While laser hair removal often is advertised as being permanent, some hair may grow back after the treatment. However, six to eight treatments produces a definite reduction in hair, and further treatments for regrowth are likely only needed every six to 12 months. Laser hair removal kills individual hair follicles but only works on hair that is treated at the right stage in its growth.
Some people find that laser hair removal does permanently remove hair, while others experience regrowth. Most people lose 70 to 80 percent of their hair after four to six treatments. Some people experience the regrowth of hairs which were not in the growth stage of their cycle during the laser treatment. Spot treatments can sometimes remove these rogue hairs.
Laser hair removal works best on dark hair growing on light skin. It breaks down the hair's melanin, which is the element which causes color in the skin and hair. The U.S. Food and Drug Administration has approved laser hair treatment for hair removal.

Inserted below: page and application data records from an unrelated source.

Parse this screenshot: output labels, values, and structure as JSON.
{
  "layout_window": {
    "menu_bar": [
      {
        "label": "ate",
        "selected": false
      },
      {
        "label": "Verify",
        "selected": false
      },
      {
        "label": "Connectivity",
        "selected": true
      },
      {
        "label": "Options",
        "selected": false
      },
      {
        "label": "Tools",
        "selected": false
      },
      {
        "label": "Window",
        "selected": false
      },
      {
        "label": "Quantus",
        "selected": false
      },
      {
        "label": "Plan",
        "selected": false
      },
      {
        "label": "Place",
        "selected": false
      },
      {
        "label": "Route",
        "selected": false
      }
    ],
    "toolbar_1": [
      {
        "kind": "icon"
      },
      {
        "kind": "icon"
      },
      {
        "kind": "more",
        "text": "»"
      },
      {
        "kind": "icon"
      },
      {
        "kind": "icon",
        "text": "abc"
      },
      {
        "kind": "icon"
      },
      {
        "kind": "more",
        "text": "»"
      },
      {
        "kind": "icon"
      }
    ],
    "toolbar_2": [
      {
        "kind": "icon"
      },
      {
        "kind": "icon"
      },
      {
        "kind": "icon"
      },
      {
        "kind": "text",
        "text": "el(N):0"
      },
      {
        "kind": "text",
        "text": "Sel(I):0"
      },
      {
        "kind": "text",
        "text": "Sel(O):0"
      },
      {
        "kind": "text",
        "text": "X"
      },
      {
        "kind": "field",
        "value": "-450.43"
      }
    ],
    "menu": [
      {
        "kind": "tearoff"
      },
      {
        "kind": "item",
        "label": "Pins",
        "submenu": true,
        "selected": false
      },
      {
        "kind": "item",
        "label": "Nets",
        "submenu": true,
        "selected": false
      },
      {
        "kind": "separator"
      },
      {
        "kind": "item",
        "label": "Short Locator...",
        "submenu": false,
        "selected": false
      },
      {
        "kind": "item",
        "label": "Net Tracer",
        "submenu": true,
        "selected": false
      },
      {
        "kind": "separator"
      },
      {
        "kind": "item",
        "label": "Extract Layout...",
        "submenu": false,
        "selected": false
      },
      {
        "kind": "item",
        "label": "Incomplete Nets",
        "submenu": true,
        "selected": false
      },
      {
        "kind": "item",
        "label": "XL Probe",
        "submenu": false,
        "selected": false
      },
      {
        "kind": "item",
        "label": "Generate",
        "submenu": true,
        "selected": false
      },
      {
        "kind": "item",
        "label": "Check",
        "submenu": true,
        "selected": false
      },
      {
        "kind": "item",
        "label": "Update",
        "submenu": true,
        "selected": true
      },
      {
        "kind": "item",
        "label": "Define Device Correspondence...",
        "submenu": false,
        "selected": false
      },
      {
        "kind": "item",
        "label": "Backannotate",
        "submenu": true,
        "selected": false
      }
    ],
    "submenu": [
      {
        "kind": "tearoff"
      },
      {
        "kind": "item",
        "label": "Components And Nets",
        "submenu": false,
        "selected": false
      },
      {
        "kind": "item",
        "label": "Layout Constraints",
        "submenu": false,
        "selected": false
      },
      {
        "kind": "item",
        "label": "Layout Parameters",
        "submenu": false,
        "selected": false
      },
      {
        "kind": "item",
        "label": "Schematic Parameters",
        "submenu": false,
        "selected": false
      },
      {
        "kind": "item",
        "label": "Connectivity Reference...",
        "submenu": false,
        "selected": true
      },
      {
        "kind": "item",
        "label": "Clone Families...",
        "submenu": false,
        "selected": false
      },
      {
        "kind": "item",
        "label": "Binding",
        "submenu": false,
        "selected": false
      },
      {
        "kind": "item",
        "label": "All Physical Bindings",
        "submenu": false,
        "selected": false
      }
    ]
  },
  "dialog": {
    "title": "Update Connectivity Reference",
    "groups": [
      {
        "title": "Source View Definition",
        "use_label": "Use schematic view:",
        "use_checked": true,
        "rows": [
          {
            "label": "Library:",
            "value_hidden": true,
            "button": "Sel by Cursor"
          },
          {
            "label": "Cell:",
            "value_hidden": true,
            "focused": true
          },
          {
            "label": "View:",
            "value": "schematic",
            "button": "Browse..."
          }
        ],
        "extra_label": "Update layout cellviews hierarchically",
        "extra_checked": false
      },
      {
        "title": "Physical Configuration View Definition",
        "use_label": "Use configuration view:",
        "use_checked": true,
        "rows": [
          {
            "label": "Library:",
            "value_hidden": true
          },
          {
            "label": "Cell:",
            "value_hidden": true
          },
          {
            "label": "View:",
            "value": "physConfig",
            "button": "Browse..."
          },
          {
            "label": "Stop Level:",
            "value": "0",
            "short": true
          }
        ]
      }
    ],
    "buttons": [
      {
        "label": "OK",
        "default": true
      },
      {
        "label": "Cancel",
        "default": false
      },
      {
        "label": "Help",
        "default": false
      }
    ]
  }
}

Most people find laser hair removal hurts slightly, with a sensation like that of having a rubber band snapped on the skin. Those undergoing treatment can use a numbing cream or spray or take a painkiller in advance.